Element data from apps and pages:
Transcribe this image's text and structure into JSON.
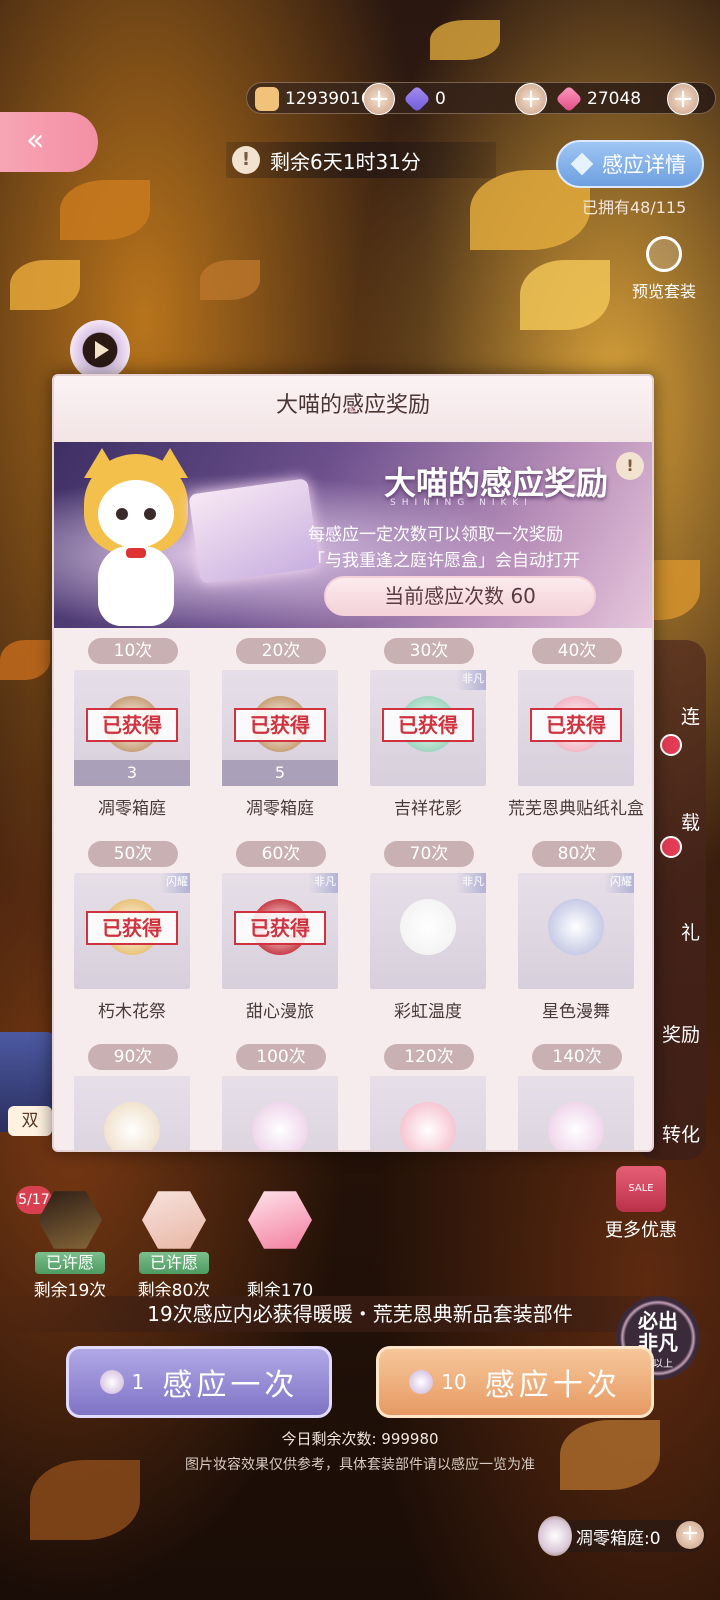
{
  "currency": {
    "gold": "12939016",
    "diamond_blue": "0",
    "diamond_pink": "27048",
    "plus": "+"
  },
  "header": {
    "back": "«",
    "timer_icon": "!",
    "timer": "剩余6天1时31分",
    "detail_button": "感应详情",
    "owned": "已拥有48/115",
    "preview": "预览套装"
  },
  "side_menu": {
    "items": [
      "连",
      "载",
      "礼",
      "奖励",
      "转化"
    ],
    "more_deals": "更多优惠",
    "sale": "SALE"
  },
  "left_panel": {
    "label": "双"
  },
  "modal": {
    "title": "大喵的感应奖励",
    "banner": {
      "title": "大喵的感应奖励",
      "subtitle": "SHINING NIKKI",
      "info": "!",
      "line1": "每感应一定次数可以领取一次奖励",
      "line2": "「与我重逢之庭许愿盒」会自动打开",
      "count": "当前感应次数 60"
    },
    "claimed_label": "已获得",
    "rewards": [
      {
        "times": "10次",
        "name": "凋零箱庭",
        "qty": "3",
        "claimed": true,
        "art": "#c8a27a"
      },
      {
        "times": "20次",
        "name": "凋零箱庭",
        "qty": "5",
        "claimed": true,
        "art": "#c8a27a"
      },
      {
        "times": "30次",
        "name": "吉祥花影",
        "qty": "",
        "claimed": true,
        "tag": "非凡",
        "art": "#9fd6c0"
      },
      {
        "times": "40次",
        "name": "荒芜恩典贴纸礼盒",
        "qty": "",
        "claimed": true,
        "art": "#f3b8c7"
      },
      {
        "times": "50次",
        "name": "朽木花祭",
        "qty": "",
        "claimed": true,
        "tag": "闪耀",
        "art": "#e9c37a"
      },
      {
        "times": "60次",
        "name": "甜心漫旅",
        "qty": "",
        "claimed": true,
        "tag": "非凡",
        "art": "#c9404a"
      },
      {
        "times": "70次",
        "name": "彩虹温度",
        "qty": "",
        "claimed": false,
        "tag": "非凡",
        "art": "#f4f4f4"
      },
      {
        "times": "80次",
        "name": "星色漫舞",
        "qty": "",
        "claimed": false,
        "tag": "闪耀",
        "art": "#c7cbe6"
      },
      {
        "times": "90次",
        "name": "",
        "qty": "",
        "claimed": false,
        "art": "#f1e3cf"
      },
      {
        "times": "100次",
        "name": "",
        "qty": "",
        "claimed": false,
        "art": "#f0d7ec"
      },
      {
        "times": "120次",
        "name": "",
        "qty": "",
        "claimed": false,
        "art": "#f7c6d3"
      },
      {
        "times": "140次",
        "name": "",
        "qty": "",
        "claimed": false,
        "art": "#f0d7ec"
      }
    ]
  },
  "wishes": {
    "progress": "5/17",
    "items": [
      {
        "tag": "已许愿",
        "remaining": "剩余19次"
      },
      {
        "tag": "已许愿",
        "remaining": "剩余80次"
      },
      {
        "tag": "",
        "remaining": "剩余170次"
      }
    ]
  },
  "guarantee": {
    "text": "19次感应内必获得暖暖・荒芜恩典新品套装部件",
    "badge_main": "必出非凡",
    "badge_sub": "或以上"
  },
  "draw": {
    "once_count": "1",
    "once_label": "感应一次",
    "ten_count": "10",
    "ten_label": "感应十次"
  },
  "footer": {
    "today": "今日剩余次数: 999980",
    "disclaimer": "图片妆容效果仅供参考，具体套装部件请以感应一览为准",
    "chest_count": "凋零箱庭:0",
    "plus": "+"
  },
  "colors": {
    "accent_pink": "#f38fa4",
    "accent_blue": "#6e9fe0",
    "stamp_red": "#d0323f",
    "draw_purple": "#7f73c5",
    "draw_orange": "#e69a63"
  }
}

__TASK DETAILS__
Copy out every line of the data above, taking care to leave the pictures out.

__SOLUTION TO THIS PROBLEM__
Transcribe this image's text and structure into JSON.
{
  "currency": {
    "gold": "12939016",
    "diamond_blue": "0",
    "diamond_pink": "27048",
    "plus": "+"
  },
  "header": {
    "back": "«",
    "timer_icon": "!",
    "timer": "剩余6天1时31分",
    "detail_button": "感应详情",
    "owned": "已拥有48/115",
    "preview": "预览套装"
  },
  "side_menu": {
    "items": [
      "连",
      "载",
      "礼",
      "奖励",
      "转化"
    ],
    "more_deals": "更多优惠",
    "sale": "SALE"
  },
  "left_panel": {
    "label": "双"
  },
  "modal": {
    "title": "大喵的感应奖励",
    "banner": {
      "title": "大喵的感应奖励",
      "subtitle": "SHINING NIKKI",
      "info": "!",
      "line1": "每感应一定次数可以领取一次奖励",
      "line2": "「与我重逢之庭许愿盒」会自动打开",
      "count": "当前感应次数 60"
    },
    "claimed_label": "已获得",
    "rewards": [
      {
        "times": "10次",
        "name": "凋零箱庭",
        "qty": "3",
        "claimed": true,
        "art": "#c8a27a"
      },
      {
        "times": "20次",
        "name": "凋零箱庭",
        "qty": "5",
        "claimed": true,
        "art": "#c8a27a"
      },
      {
        "times": "30次",
        "name": "吉祥花影",
        "qty": "",
        "claimed": true,
        "tag": "非凡",
        "art": "#9fd6c0"
      },
      {
        "times": "40次",
        "name": "荒芜恩典贴纸礼盒",
        "qty": "",
        "claimed": true,
        "art": "#f3b8c7"
      },
      {
        "times": "50次",
        "name": "朽木花祭",
        "qty": "",
        "claimed": true,
        "tag": "闪耀",
        "art": "#e9c37a"
      },
      {
        "times": "60次",
        "name": "甜心漫旅",
        "qty": "",
        "claimed": true,
        "tag": "非凡",
        "art": "#c9404a"
      },
      {
        "times": "70次",
        "name": "彩虹温度",
        "qty": "",
        "claimed": false,
        "tag": "非凡",
        "art": "#f4f4f4"
      },
      {
        "times": "80次",
        "name": "星色漫舞",
        "qty": "",
        "claimed": false,
        "tag": "闪耀",
        "art": "#c7cbe6"
      },
      {
        "times": "90次",
        "name": "",
        "qty": "",
        "claimed": false,
        "art": "#f1e3cf"
      },
      {
        "times": "100次",
        "name": "",
        "qty": "",
        "claimed": false,
        "art": "#f0d7ec"
      },
      {
        "times": "120次",
        "name": "",
        "qty": "",
        "claimed": false,
        "art": "#f7c6d3"
      },
      {
        "times": "140次",
        "name": "",
        "qty": "",
        "claimed": false,
        "art": "#f0d7ec"
      }
    ]
  },
  "wishes": {
    "progress": "5/17",
    "items": [
      {
        "tag": "已许愿",
        "remaining": "剩余19次"
      },
      {
        "tag": "已许愿",
        "remaining": "剩余80次"
      },
      {
        "tag": "",
        "remaining": "剩余170次"
      }
    ]
  },
  "guarantee": {
    "text": "19次感应内必获得暖暖・荒芜恩典新品套装部件",
    "badge_main": "必出非凡",
    "badge_sub": "或以上"
  },
  "draw": {
    "once_count": "1",
    "once_label": "感应一次",
    "ten_count": "10",
    "ten_label": "感应十次"
  },
  "footer": {
    "today": "今日剩余次数: 999980",
    "disclaimer": "图片妆容效果仅供参考，具体套装部件请以感应一览为准",
    "chest_count": "凋零箱庭:0",
    "plus": "+"
  },
  "colors": {
    "accent_pink": "#f38fa4",
    "accent_blue": "#6e9fe0",
    "stamp_red": "#d0323f",
    "draw_purple": "#7f73c5",
    "draw_orange": "#e69a63"
  }
}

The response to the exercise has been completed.